Ethics Will Tinker With Travel Rules
Committee May Cut Paperwork for House Travel
The House ethics committee plans to tweak the chamber’s travel rules to cut down on paperwork two years after the House effectively banned lobbyist-sponsored junkets with stringent restrictions on privately sponsored trips.
In a status report released in mid-July, Rep. Zoe Lofgren (D-Calif.), chairwoman of the Committee on Standards of Official Conduct, and ranking member Jo Bonner (R-Ala.) vowed to revise the travel rules first enacted in early 2007 as part of a slate of ethics reforms.
“The Committee is responsible for reviewing and approving all privately-sponsored travel related to official duties to Members and staff,— Lofgren and Bonner wrote in the report.
“The Committee is in the process of reviewing its travel regulations,— the report continued. “Exercising its oversight jurisdiction, the Committee, with the benefit of two years’ experience implementing the House’s travel rules, expects to revise its travel regulations in the near future.—
Lofgren and Bonner indicated Tuesday that the alterations would at least include clerical reforms, echoing goals that the pair outlined during an interview with Roll Call in mid-May.
“It’s a work in progress,— Lofgren said, adding that the process for approving travel “is inefficient.—
Bonner said the 921 travel forms that the committee has received through the end of June “just shows the volume of information that comes to us for clarification. Our objective is to try and streamline it.—
Under the current travel rules, each Member or aide preparing to travel on a sponsored trip must submit a multipage “approval request— to the ethics committee, which includes a certification from the trip sponsor that the excursion is permissible under House rules.
After the trip, each individual must file a post-travel disclosure with the Clerk of the House.
Bonner and Lofgren told Roll Call in a May interview that the process requires each individual on the same trip to submit essentially identical forms for review, suggesting it wastes staff time and House resources.
“We’ve commented privately about how we hope to get a better handle on getting out some of the needless bureaucracy,— Bonner said in May. “You’ve got 15 people going on the same trip, and we have to do 15 different letters.—
Lofgren added: “There’s got to be some way — whole forests are falling in front of us — to streamline and still have the transparency so the public can see it and the accountability.—
Government reform advocates are largely supportive of the existing rules, noted U.S. PIRG’s Lisa Gilbert, who characterized the 2007 reforms as “clear and comprehensive.—
Nonetheless, Gilbert said the rules could be fine-tuned by removing 501(c)4 organizations from the nonprofit groups that are allowed to sponsor travel.
Reform advocates have voiced concerns that the 501(c)4 groups, which are allowed to participate in political campaign activities as one of their functions, could establish related 501(c)3 organizations for the purpose of funding Congressional travel.
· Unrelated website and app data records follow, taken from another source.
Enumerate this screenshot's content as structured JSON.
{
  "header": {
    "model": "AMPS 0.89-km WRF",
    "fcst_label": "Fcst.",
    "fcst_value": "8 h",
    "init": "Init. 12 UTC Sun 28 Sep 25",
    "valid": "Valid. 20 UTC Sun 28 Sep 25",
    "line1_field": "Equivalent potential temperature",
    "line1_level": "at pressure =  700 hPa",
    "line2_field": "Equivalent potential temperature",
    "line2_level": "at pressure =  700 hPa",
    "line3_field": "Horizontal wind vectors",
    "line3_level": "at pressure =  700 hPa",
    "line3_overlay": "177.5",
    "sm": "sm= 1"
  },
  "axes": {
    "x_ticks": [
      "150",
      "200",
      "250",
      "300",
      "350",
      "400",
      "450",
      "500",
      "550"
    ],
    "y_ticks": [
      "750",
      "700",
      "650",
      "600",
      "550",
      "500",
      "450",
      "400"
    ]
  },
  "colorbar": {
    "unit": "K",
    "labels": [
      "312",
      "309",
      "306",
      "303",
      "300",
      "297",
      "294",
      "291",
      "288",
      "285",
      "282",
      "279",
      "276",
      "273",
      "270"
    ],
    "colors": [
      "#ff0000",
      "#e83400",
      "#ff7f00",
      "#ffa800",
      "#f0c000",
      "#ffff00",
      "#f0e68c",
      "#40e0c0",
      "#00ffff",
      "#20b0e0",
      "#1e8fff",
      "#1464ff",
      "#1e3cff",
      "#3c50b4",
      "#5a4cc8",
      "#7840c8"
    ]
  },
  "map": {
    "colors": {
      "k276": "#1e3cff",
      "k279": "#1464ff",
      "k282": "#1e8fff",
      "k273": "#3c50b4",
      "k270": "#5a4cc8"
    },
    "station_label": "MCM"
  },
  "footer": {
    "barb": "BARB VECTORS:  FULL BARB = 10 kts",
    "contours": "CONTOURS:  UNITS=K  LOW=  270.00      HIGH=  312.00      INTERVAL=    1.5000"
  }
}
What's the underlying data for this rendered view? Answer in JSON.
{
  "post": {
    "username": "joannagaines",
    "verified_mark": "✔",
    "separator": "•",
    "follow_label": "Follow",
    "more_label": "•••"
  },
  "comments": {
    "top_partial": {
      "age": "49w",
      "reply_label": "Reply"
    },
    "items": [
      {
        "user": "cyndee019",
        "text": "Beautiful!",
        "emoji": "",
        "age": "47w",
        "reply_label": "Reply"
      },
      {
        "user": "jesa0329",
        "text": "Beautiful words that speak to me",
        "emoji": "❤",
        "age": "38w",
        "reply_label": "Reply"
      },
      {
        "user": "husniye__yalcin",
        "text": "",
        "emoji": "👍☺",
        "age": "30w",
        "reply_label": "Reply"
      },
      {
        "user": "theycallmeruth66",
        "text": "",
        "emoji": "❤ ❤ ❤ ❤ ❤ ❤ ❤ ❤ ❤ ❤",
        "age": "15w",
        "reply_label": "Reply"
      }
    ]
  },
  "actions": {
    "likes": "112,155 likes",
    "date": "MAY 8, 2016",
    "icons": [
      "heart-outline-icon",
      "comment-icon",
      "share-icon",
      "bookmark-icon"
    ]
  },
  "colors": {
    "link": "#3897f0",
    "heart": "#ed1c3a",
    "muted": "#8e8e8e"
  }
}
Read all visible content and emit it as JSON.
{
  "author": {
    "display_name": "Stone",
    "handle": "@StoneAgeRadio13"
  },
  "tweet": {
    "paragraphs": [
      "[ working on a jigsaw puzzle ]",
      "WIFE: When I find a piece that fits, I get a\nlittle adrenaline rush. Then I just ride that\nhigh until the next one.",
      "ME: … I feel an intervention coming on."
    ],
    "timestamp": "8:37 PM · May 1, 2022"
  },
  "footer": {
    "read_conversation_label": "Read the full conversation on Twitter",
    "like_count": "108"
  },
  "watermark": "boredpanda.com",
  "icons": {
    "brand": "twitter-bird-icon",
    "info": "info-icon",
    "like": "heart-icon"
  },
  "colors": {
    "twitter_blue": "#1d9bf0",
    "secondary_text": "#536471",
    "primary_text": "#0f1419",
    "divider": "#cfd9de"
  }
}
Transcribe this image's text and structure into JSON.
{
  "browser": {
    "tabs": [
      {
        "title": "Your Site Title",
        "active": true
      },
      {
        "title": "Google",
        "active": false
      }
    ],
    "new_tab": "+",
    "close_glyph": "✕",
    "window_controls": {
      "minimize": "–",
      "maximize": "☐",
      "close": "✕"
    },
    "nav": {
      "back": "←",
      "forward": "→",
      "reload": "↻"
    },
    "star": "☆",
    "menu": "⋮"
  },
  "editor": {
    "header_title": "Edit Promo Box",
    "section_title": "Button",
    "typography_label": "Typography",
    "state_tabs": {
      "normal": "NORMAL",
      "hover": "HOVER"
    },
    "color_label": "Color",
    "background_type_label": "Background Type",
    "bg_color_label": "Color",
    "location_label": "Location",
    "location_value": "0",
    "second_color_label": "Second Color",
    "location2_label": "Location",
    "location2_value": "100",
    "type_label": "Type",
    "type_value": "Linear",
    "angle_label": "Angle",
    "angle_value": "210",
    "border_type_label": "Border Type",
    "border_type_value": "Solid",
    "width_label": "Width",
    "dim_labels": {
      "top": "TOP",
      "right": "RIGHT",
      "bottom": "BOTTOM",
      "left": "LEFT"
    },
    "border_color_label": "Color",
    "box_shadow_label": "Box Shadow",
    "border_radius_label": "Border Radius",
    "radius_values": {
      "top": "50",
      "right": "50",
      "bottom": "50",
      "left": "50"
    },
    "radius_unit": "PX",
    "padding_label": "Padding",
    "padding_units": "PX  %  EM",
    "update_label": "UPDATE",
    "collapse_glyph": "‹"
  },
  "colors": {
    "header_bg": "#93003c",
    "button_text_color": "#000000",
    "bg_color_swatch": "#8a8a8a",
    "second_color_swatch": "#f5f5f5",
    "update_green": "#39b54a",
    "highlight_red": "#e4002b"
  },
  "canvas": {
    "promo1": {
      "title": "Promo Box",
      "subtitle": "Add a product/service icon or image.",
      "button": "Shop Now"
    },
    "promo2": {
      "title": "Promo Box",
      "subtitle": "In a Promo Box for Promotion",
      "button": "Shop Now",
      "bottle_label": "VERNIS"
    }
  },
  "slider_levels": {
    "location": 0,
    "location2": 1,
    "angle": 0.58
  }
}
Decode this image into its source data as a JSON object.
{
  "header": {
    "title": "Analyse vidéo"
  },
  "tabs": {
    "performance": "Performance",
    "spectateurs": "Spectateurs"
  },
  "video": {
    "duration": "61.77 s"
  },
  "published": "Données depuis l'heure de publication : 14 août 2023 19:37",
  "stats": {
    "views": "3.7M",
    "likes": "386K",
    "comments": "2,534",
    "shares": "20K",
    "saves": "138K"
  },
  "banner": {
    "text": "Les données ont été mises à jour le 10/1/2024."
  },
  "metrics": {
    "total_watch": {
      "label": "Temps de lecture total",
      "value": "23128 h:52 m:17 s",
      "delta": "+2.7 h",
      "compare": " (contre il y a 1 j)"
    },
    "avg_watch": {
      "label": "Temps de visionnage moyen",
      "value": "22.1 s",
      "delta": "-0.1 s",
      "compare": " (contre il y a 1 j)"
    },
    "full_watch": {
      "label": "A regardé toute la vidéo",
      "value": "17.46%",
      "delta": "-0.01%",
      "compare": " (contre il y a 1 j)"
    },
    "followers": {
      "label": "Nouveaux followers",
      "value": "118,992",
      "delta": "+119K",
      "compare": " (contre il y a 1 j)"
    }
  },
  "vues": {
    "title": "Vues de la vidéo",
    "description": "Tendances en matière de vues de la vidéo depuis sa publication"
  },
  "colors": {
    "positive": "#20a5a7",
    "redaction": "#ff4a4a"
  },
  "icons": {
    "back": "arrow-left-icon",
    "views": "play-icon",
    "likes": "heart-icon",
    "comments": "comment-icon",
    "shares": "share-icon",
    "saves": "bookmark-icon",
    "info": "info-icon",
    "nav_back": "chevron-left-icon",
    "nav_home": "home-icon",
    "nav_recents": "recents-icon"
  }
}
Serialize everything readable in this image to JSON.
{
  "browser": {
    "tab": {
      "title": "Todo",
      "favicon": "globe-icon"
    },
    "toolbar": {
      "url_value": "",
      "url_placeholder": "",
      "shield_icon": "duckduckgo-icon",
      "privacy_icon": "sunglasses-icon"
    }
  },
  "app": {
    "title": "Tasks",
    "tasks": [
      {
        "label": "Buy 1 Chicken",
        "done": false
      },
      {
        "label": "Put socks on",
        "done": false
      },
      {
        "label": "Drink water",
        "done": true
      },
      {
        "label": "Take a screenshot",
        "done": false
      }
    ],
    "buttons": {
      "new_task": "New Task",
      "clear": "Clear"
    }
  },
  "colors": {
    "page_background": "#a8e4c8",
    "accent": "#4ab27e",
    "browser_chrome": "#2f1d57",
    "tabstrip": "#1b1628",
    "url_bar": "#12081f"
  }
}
House ethics rules currently allow universities, colleges or other private organizations to sponsor travel so long as the groups do not employ lobbyists. Organizations that employee lobbyists may still fund Congressional travel, but those trips are limited to no more than one-day events with one night of lodging.
The ethics committee announced in June that it is investigating five Members who attended a privately sponsored trip to the Caribbean in 2007 and 2008.
An investigative subcommittee assigned to the matter focused its review on Democratic Reps. Charlie Rangel (N.Y.), Carolyn Cheeks Kilpatrick (Mich.), Donald Payne (N.J.), Bennie Thompson (Miss.) and Del. Donna Christian-Christensen (Virgin Islands). That probe is examining whether those trips, sponsored by the Carib News Foundation, violate House gift rules.
In addition, the Minneapolis Star-Tribune has reported that the ethics panel is reviewing a trip that Rep. Keith Ellison (D-Minn.) took to Saudi Arabia in December 2008.
According to the Minneapolis newspaper, the trip to the holy city of Mecca was paid for by the nonprofit Muslim American Society of Minnesota, and Ellison received approval from the ethics committee for private travel.
Under House rules for private travel, Ellison reported the trip on his annual financial disclosure but was not required to report the cost of the trip.
Ellison’s office did not return a telephone call Tuesday.